Read More

How we work, #1: Cost-effectiveness is generally the most important factor in our recommendations

This post is the first in a multi-part series, covering how GiveWell works and what we fund. We’ll add links to the later posts here as they’re published. Through these posts, we hope to give a better understanding of our research and decision-making.

Why cost-effectiveness matters

The core question we try to answer in our research is: How much good can you do by giving money to a certain program?

Consider how much good your donation could do if you give to a program that costs $50,000 to save a life versus one that costs $5,000 to save a life (which is roughly what we estimate for our top charities). Giving to the latter would have 10 times more impact. While in an ideal world both programs would receive funding, we focus on identifying the most cost-effective programs so that the limited amount of funding available can make the greatest difference.

The basics

We’ve written in detail here about our approach to cost-effectiveness analysis and its limitations. Our bottom-line estimates are always uncertain, and we don’t expect them to be literally true. At the same time, they help us compare programs to each other so that we can direct funding where we believe it will have the greatest impact.

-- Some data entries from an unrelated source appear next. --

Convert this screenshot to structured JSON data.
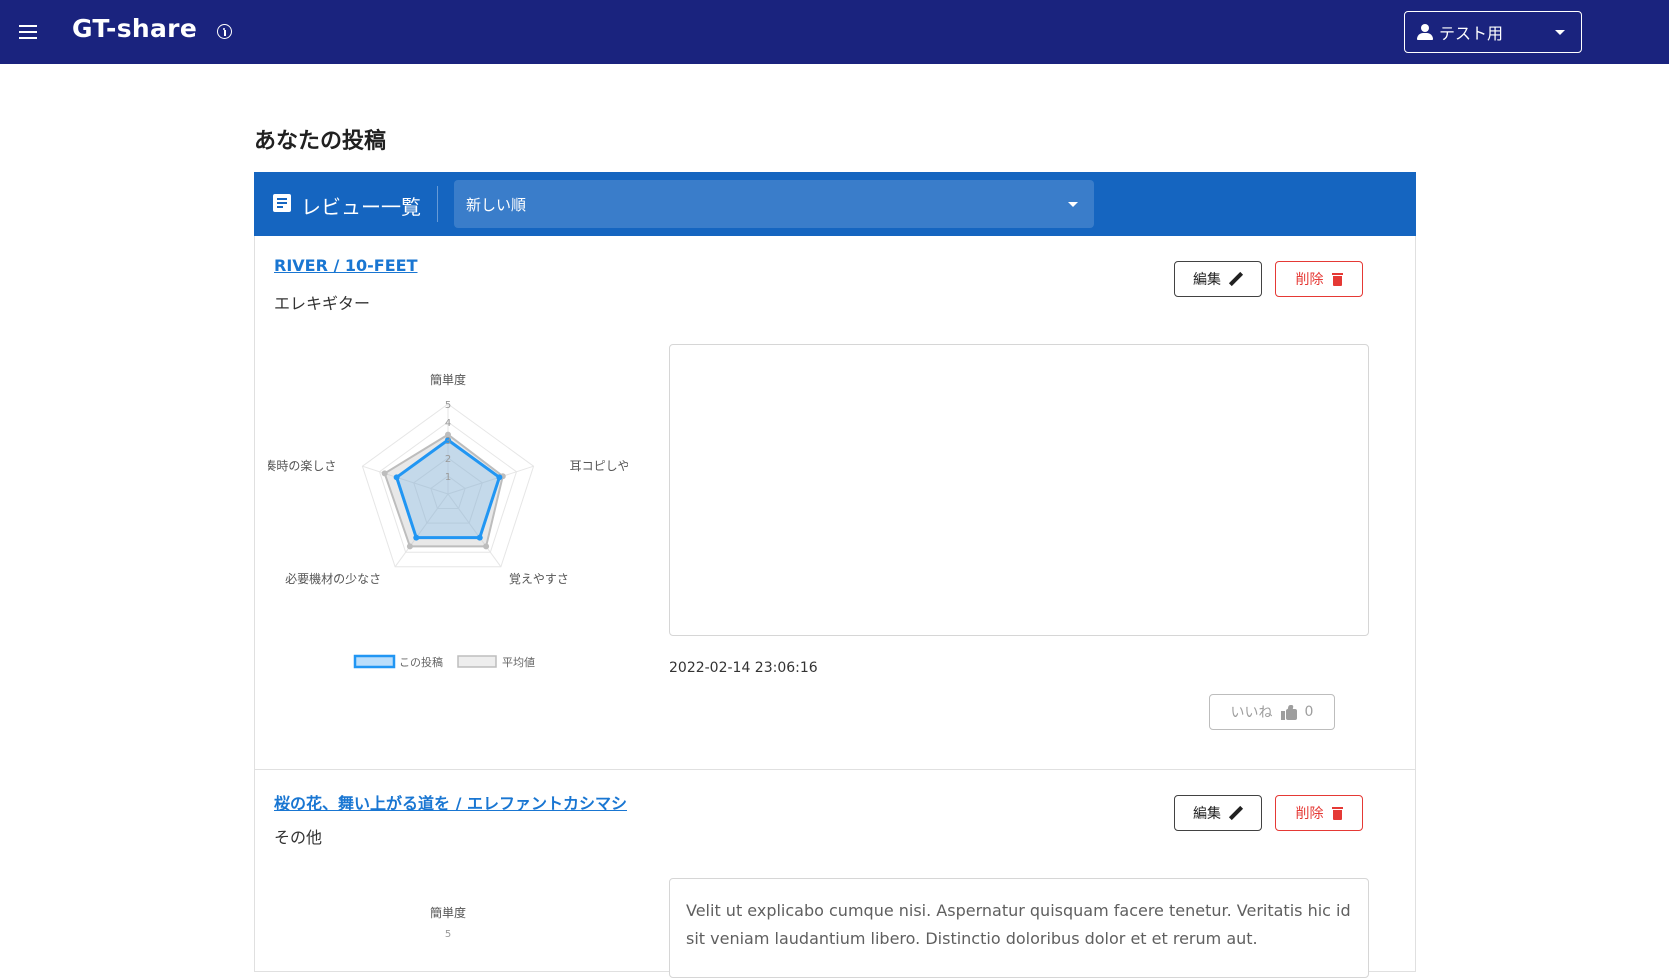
{
  "appbar": {
    "title": "GT-share",
    "menu_icon": "menu-icon",
    "info_icon": "info-icon",
    "user_select_label": "テスト用",
    "color": "#1a237e"
  },
  "page": {
    "title": "あなたの投稿"
  },
  "toolbar": {
    "title": "レビュー一覧",
    "icon": "document-list-icon",
    "sort_value": "新しい順",
    "color": "#1565c0"
  },
  "reviews": [
    {
      "song": "RIVER / 10-FEET",
      "instrument": "エレキギター",
      "edit_label": "編集",
      "delete_label": "削除",
      "comment": "",
      "timestamp": "2022-02-14 23:06:16",
      "like_label": "いいね",
      "like_count": "0",
      "radar": {
        "axes": [
          "簡単度",
          "耳コピしやすさ",
          "覚えやすさ",
          "必要機材の少なさ",
          "演奏時の楽しさ"
        ],
        "ticks": [
          "1",
          "2",
          "3",
          "4",
          "5"
        ],
        "max": 5,
        "series": [
          {
            "name": "この投稿",
            "values": [
              3,
              3,
              3,
              3,
              3
            ],
            "color": "#2196f3"
          },
          {
            "name": "平均値",
            "values": [
              3.3,
              3.2,
              3.6,
              3.6,
              3.7
            ],
            "color": "#bdbdbd"
          }
        ]
      }
    },
    {
      "song": "桜の花、舞い上がる道を / エレファントカシマシ",
      "instrument": "その他",
      "edit_label": "編集",
      "delete_label": "削除",
      "comment": "Velit ut explicabo cumque nisi. Aspernatur quisquam facere tenetur. Veritatis hic id sit veniam laudantium libero. Distinctio doloribus dolor et et rerum aut.",
      "radar": {
        "axes": [
          "簡単度"
        ],
        "ticks": [
          "5"
        ]
      }
    }
  ]
}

Read More

The winners of the Change Our Mind Contest—and some reflections

In September, we announced the Change Our Mind Contest for critiques of our cost-effectiveness analyses. Today, we’re excited to announce the winners!

We’re very grateful that so many people engaged deeply with our work. This contest was GiveWell’s most successful effort so far to solicit external criticism from the public, and it wouldn’t have been possible without the participation of people who share our goal of allocating funding to cost-effective programs.

Overall, we received 49 entries engaging with our prompts. We were very happy with the quality of entries we received—their authors brought a great deal of thought and expertise to engaging with our cost-effectiveness analyses.

Because we were impressed by the quality of entries, we’ve decided to award two first-place prizes and eight honorable mentions. (We stated in September that we would give a minimum of one first-place, one runner-up, and one honorable mention prize.) We also awarded $20,000 to the piece of criticism that inspired this contest.

Winners are listed below, followed by our reflections on this contest and responses to the winners.

Read More